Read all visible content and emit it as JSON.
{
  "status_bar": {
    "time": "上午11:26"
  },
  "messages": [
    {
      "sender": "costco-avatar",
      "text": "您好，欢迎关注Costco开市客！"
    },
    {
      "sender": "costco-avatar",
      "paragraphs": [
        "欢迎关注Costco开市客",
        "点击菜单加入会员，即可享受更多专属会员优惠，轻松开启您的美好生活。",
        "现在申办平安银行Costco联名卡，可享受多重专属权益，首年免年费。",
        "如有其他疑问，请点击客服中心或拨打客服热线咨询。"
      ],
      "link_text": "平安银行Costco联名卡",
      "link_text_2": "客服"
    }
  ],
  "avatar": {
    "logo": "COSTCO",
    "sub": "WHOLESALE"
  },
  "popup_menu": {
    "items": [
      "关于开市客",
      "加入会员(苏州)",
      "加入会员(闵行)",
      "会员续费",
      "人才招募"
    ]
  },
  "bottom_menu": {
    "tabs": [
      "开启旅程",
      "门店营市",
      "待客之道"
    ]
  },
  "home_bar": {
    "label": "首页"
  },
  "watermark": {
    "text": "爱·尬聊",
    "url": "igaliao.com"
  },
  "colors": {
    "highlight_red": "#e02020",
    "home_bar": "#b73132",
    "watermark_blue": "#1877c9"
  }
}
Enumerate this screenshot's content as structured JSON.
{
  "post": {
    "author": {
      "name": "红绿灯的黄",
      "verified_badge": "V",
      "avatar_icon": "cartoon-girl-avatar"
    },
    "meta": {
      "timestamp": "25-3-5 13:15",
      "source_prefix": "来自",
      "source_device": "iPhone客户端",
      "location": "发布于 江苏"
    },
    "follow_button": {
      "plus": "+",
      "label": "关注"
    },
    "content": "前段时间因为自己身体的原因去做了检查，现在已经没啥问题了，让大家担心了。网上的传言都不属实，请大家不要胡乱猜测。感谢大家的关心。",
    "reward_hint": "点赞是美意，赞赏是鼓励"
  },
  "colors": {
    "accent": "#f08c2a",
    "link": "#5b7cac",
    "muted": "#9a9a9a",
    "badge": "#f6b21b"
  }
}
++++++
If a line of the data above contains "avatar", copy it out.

      "sender": "costco-avatar",
      "sender": "costco-avatar",
  "avatar": {
      "avatar_icon": "cartoon-girl-avatar"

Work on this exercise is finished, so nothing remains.